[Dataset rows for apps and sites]
______________________________

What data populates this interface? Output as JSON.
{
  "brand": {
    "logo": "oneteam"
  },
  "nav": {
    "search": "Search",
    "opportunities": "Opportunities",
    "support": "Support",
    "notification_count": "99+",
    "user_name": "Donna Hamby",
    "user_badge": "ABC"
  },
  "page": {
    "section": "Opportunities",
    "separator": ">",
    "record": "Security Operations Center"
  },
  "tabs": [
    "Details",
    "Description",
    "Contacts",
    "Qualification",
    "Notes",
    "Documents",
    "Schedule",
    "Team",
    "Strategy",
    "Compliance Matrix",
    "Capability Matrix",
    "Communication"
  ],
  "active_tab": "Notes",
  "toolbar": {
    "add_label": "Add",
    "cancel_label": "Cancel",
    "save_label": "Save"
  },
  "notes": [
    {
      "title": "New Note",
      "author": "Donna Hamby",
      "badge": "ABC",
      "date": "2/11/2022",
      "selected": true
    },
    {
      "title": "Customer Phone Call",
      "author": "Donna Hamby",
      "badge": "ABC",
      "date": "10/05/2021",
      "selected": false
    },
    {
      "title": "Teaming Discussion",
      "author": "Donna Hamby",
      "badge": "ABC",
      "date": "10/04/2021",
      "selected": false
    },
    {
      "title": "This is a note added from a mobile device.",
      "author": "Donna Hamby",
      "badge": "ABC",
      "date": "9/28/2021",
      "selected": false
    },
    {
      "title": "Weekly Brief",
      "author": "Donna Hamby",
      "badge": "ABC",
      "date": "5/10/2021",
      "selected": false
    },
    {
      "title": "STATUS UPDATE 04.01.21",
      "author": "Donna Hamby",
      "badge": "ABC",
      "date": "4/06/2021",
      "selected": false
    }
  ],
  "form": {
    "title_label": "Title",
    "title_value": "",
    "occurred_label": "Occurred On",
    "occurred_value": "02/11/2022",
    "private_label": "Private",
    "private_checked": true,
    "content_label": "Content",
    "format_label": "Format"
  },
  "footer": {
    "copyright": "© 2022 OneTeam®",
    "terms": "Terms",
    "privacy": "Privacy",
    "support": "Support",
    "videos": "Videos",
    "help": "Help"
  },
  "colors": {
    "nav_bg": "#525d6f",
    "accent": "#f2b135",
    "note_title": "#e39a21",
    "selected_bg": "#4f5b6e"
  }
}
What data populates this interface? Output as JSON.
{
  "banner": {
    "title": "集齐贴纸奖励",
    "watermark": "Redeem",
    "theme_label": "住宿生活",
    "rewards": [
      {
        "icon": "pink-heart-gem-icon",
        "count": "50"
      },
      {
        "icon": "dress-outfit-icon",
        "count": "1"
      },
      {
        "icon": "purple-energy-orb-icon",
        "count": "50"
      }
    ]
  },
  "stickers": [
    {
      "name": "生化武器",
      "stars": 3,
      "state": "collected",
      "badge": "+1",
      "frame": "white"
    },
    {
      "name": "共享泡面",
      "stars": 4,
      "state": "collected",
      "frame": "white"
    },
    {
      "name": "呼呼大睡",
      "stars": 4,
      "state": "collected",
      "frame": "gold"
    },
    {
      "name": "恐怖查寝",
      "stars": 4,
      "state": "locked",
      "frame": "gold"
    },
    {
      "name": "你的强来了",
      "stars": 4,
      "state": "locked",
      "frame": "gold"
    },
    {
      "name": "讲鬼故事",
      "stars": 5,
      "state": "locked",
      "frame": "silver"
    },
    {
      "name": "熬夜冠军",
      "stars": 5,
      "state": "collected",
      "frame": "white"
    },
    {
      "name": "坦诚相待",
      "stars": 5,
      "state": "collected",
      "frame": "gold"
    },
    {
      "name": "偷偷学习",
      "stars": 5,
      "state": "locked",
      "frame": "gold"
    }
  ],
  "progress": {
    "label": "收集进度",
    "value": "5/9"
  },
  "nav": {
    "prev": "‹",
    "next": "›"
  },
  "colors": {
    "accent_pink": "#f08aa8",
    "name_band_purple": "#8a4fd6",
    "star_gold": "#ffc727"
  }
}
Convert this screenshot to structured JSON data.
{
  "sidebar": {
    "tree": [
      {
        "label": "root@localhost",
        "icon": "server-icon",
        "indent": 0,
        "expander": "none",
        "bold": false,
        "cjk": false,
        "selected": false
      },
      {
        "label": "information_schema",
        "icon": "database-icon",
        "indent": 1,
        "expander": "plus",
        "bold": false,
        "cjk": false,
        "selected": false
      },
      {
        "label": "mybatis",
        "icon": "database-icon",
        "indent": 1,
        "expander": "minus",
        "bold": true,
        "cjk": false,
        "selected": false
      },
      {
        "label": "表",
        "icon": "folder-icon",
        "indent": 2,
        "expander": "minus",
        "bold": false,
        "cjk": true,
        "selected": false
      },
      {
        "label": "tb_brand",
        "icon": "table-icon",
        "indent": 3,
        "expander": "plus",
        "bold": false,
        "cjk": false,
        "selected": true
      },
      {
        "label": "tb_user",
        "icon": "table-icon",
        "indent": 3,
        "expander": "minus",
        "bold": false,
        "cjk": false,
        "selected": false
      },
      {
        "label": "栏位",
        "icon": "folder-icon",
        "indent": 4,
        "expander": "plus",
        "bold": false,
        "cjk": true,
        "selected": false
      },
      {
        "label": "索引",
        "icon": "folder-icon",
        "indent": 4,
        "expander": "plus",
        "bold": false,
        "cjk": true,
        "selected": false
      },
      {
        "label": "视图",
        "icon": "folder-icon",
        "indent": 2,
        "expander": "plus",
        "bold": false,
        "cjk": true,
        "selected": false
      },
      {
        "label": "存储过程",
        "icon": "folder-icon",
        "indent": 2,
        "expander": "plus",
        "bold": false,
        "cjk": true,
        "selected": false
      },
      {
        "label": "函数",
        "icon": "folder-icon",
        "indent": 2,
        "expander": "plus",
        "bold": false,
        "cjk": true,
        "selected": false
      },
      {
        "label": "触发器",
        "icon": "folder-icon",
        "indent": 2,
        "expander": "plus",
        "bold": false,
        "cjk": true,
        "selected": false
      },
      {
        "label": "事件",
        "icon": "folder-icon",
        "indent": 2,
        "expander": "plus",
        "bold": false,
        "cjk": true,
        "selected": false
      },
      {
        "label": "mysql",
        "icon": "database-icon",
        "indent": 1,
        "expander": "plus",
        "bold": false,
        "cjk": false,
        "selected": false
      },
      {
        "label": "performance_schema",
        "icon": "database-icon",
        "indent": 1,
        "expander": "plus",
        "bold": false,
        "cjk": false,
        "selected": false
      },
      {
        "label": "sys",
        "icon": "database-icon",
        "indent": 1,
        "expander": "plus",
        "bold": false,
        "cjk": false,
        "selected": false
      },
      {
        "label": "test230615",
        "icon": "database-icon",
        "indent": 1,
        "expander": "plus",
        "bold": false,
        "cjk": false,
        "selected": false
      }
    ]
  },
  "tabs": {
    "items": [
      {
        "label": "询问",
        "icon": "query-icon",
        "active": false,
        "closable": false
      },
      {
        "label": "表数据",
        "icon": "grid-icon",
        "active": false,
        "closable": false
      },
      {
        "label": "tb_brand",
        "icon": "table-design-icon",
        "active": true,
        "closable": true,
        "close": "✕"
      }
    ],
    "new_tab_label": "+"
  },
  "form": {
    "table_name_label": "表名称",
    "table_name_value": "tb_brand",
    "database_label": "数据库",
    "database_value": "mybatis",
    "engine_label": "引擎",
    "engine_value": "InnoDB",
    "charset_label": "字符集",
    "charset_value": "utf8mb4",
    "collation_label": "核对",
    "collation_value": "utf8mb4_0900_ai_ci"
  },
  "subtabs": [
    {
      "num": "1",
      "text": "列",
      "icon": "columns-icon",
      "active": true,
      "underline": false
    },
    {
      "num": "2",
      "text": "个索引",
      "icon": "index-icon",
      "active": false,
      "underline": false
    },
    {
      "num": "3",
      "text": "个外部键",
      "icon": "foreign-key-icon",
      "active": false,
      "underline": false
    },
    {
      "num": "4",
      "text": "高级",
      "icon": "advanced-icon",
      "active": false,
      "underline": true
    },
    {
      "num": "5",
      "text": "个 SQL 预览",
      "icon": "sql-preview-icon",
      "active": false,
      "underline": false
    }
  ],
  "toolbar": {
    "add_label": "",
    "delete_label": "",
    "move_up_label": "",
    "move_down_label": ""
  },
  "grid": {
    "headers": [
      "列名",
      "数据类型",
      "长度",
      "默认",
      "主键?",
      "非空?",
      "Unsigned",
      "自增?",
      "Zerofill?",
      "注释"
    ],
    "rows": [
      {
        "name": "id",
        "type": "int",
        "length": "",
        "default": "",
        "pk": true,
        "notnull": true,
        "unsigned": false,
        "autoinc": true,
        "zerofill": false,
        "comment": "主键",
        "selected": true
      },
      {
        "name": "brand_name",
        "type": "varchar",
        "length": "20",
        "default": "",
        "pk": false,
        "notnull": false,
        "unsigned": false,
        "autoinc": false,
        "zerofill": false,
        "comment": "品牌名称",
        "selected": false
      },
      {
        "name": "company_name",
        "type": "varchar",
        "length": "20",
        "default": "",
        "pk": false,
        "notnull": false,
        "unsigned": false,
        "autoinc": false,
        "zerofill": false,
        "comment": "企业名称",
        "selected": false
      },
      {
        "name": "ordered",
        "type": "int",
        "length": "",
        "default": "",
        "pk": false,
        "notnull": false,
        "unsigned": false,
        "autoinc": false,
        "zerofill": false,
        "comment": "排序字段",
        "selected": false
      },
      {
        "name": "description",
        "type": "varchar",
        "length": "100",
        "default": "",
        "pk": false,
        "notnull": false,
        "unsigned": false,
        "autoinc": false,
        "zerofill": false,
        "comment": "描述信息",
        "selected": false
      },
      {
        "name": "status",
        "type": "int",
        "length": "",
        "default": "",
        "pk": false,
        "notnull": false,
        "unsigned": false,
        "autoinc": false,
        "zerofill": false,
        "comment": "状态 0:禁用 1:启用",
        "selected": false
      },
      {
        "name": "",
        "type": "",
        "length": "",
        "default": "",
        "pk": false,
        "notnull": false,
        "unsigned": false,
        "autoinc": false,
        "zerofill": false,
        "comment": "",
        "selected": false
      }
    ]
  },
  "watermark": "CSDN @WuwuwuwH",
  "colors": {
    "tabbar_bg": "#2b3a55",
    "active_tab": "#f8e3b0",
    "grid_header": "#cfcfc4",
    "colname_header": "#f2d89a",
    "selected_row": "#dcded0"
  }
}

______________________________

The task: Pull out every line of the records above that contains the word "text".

Task output:
      "text": "列",
      "text": "个索引",
      "text": "个外部键",
      "text": "高级",
      "text": "个 SQL 预览",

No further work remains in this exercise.